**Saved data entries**
Content starts
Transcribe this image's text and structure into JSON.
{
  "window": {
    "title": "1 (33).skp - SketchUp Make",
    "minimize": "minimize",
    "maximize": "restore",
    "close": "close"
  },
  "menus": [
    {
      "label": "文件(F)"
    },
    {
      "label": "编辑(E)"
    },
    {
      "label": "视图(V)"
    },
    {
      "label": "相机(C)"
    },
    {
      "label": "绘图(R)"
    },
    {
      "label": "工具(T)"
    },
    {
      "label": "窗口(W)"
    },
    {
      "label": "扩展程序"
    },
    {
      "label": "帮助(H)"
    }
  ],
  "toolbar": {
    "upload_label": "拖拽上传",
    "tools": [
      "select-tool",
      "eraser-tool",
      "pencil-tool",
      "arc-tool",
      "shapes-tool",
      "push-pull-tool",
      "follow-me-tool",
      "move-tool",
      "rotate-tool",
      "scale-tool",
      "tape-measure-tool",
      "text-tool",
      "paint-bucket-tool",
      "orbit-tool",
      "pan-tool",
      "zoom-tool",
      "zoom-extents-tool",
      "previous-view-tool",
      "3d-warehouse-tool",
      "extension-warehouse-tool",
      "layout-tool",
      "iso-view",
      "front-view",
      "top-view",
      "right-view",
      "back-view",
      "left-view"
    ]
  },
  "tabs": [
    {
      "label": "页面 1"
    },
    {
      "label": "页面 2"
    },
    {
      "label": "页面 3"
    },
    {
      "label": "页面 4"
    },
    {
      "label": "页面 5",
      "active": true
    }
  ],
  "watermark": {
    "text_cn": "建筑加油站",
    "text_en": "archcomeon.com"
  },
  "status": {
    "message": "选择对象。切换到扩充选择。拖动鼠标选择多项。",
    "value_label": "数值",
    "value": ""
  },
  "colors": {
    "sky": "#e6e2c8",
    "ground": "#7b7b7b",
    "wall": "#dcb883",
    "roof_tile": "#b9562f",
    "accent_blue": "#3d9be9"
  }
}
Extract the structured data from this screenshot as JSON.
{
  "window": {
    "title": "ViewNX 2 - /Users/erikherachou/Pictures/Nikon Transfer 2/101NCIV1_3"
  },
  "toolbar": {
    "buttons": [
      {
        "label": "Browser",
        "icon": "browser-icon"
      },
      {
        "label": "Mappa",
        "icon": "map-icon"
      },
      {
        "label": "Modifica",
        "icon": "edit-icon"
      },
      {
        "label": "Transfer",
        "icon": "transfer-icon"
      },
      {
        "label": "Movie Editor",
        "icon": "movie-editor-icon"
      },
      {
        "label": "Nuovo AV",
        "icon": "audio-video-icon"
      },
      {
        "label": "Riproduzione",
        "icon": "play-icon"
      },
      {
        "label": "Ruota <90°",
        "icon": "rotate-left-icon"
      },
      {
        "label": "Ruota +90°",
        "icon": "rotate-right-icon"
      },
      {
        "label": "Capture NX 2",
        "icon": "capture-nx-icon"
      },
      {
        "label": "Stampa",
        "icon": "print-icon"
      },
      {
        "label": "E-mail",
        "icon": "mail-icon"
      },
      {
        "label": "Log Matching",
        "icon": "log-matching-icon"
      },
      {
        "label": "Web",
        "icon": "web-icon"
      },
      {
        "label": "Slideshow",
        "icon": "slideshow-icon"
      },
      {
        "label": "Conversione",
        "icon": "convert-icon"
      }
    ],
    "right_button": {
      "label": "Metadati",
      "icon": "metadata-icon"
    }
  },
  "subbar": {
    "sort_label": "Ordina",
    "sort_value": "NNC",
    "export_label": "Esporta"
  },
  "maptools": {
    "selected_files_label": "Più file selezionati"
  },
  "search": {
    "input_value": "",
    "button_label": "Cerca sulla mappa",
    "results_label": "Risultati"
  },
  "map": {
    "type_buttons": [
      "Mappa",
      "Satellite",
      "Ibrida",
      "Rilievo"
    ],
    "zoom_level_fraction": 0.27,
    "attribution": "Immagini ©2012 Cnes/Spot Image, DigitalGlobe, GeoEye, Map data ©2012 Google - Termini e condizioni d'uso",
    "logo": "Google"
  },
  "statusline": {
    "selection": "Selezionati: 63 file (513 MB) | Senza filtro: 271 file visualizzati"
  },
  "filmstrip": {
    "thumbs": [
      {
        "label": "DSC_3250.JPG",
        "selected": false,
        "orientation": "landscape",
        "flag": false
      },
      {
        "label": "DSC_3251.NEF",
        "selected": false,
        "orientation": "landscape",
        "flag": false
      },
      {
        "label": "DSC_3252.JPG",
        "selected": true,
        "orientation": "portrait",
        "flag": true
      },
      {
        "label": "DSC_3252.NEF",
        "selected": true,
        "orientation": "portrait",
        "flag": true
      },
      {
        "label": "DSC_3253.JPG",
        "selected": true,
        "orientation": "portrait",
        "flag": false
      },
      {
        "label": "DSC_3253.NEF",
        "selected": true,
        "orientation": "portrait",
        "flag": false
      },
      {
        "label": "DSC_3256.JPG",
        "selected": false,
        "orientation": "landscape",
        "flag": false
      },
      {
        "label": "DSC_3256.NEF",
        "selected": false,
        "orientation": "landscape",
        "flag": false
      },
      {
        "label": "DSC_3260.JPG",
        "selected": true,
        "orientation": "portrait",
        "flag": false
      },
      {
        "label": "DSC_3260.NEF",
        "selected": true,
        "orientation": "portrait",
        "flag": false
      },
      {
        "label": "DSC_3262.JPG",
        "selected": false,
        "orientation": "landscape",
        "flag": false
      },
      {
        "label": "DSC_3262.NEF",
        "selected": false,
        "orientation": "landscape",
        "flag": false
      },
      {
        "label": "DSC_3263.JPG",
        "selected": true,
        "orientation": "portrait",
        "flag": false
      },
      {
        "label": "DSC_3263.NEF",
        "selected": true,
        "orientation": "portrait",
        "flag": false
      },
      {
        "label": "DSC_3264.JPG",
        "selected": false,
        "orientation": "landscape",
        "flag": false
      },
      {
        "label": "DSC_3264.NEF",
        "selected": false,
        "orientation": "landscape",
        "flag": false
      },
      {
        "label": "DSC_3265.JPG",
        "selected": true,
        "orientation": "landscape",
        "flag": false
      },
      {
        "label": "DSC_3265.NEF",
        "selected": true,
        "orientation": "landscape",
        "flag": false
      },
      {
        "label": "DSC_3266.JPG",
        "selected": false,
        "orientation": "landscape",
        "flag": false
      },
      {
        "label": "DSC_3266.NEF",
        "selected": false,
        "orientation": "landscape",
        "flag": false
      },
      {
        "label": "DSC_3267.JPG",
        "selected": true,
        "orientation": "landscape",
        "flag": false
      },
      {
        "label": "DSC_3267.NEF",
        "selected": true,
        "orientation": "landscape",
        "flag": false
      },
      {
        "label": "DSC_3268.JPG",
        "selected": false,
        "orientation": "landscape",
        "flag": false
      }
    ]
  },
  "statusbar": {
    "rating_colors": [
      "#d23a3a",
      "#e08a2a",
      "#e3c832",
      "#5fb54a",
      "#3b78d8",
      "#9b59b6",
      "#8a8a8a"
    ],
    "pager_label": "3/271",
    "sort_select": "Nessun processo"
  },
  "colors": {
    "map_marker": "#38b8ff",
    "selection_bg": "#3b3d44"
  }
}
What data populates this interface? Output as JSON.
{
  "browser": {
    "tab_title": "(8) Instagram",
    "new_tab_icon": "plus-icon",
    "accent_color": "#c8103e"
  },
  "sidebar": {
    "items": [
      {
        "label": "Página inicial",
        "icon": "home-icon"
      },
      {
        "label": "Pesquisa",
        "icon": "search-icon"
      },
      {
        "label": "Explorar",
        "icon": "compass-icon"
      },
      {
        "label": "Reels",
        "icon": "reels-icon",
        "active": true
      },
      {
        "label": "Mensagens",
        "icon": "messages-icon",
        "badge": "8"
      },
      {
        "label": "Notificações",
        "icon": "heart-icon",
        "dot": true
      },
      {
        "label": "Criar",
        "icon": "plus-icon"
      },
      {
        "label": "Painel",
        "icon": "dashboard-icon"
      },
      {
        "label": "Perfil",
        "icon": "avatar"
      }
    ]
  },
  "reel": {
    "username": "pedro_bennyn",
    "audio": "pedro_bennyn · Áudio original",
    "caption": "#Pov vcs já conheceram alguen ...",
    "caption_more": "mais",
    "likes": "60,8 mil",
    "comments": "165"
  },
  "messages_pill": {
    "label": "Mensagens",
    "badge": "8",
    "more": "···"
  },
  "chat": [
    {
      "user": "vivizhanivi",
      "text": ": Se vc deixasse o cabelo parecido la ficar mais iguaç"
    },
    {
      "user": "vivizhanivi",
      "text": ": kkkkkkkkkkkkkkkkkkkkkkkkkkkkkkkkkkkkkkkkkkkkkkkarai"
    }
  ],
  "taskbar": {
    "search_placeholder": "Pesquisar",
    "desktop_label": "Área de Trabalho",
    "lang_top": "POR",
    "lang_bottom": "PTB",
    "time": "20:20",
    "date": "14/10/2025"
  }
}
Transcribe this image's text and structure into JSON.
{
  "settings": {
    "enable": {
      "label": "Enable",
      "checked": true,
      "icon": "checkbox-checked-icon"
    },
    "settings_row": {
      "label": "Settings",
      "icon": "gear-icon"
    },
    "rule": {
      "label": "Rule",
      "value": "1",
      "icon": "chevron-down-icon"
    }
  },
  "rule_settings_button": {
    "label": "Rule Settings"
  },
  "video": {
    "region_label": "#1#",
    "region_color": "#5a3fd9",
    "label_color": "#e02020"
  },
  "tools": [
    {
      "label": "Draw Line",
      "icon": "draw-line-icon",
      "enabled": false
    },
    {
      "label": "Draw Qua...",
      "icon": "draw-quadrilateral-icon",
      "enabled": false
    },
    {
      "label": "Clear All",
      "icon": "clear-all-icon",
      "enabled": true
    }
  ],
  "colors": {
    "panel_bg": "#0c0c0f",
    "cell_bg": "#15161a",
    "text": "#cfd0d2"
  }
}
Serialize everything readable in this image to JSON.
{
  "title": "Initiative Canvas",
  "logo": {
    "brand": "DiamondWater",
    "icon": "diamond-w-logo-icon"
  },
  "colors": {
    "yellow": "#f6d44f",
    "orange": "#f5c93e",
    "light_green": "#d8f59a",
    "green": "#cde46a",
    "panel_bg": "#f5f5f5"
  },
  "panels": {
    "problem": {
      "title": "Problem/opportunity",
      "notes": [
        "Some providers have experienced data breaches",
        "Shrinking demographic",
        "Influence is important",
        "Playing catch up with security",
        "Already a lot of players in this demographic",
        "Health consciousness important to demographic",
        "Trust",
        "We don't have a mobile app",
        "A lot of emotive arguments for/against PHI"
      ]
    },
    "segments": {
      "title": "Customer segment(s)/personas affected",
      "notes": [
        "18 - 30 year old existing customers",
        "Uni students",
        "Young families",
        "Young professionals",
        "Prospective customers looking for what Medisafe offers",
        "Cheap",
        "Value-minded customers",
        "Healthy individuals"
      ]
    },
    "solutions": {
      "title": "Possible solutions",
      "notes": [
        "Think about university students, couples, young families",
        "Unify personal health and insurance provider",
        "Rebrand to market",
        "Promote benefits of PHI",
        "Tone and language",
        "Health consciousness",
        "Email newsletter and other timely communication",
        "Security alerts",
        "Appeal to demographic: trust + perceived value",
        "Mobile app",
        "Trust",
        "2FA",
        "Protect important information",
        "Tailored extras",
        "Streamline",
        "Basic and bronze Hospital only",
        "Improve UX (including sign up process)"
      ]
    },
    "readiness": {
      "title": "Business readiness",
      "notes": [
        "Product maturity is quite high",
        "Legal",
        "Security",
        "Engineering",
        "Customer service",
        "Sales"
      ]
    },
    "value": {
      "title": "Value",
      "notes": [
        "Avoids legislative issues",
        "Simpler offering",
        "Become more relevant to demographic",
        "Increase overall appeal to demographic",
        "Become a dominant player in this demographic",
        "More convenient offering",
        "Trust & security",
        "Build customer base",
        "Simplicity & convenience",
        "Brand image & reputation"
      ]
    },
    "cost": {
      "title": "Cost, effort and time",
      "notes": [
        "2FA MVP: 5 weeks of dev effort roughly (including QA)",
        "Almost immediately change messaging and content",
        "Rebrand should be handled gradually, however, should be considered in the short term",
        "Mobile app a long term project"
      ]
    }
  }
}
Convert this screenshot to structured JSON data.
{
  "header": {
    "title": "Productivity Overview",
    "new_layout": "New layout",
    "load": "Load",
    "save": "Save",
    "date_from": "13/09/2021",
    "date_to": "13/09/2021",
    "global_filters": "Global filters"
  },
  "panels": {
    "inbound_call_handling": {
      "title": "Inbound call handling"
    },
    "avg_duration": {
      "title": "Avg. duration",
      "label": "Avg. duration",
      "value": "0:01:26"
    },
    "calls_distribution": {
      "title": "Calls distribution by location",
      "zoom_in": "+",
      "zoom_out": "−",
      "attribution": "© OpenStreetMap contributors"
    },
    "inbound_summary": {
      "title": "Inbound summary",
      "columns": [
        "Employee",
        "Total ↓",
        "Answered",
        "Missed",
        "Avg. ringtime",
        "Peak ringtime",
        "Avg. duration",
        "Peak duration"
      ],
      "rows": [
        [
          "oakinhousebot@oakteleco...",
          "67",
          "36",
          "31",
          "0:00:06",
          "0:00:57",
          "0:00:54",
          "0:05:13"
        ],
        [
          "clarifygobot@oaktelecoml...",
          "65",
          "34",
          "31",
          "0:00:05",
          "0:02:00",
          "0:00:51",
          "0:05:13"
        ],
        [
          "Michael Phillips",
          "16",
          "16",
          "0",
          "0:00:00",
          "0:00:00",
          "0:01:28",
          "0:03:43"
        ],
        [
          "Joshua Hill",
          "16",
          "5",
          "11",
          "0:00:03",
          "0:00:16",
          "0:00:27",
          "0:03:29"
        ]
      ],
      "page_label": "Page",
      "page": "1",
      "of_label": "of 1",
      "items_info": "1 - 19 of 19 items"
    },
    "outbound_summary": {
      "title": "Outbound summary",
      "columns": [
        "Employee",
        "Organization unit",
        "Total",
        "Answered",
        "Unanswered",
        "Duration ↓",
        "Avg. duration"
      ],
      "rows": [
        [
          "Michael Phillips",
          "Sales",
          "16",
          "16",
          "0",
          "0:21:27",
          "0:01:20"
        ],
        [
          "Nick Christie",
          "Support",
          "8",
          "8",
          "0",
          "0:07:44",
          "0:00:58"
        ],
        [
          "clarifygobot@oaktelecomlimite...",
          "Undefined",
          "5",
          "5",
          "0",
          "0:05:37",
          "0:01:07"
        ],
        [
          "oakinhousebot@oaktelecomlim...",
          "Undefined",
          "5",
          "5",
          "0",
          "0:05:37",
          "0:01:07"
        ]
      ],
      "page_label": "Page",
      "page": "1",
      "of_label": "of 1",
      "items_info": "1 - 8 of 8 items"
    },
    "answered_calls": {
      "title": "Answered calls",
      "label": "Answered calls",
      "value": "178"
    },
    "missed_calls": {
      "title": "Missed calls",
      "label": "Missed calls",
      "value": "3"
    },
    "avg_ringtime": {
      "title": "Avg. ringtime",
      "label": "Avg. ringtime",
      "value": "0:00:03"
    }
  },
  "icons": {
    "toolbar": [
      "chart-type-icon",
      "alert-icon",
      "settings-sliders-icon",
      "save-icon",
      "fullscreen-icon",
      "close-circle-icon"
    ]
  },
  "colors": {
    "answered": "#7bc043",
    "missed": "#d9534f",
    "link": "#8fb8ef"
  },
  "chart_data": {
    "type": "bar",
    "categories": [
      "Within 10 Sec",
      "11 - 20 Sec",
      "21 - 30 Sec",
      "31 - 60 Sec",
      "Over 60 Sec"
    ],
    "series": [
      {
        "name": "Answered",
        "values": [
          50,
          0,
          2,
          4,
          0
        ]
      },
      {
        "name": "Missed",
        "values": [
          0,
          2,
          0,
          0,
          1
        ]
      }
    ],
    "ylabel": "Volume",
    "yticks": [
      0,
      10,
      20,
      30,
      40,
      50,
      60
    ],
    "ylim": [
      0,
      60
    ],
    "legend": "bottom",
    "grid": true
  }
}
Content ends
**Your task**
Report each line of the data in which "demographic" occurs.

**Written reply**
        "Shrinking demographic",
        "Already a lot of players in this demographic",
        "Health consciousness important to demographic",
        "Appeal to demographic: trust + perceived value",
        "Become more relevant to demographic",
        "Increase overall appeal to demographic",
        "Become a dominant player in this demographic",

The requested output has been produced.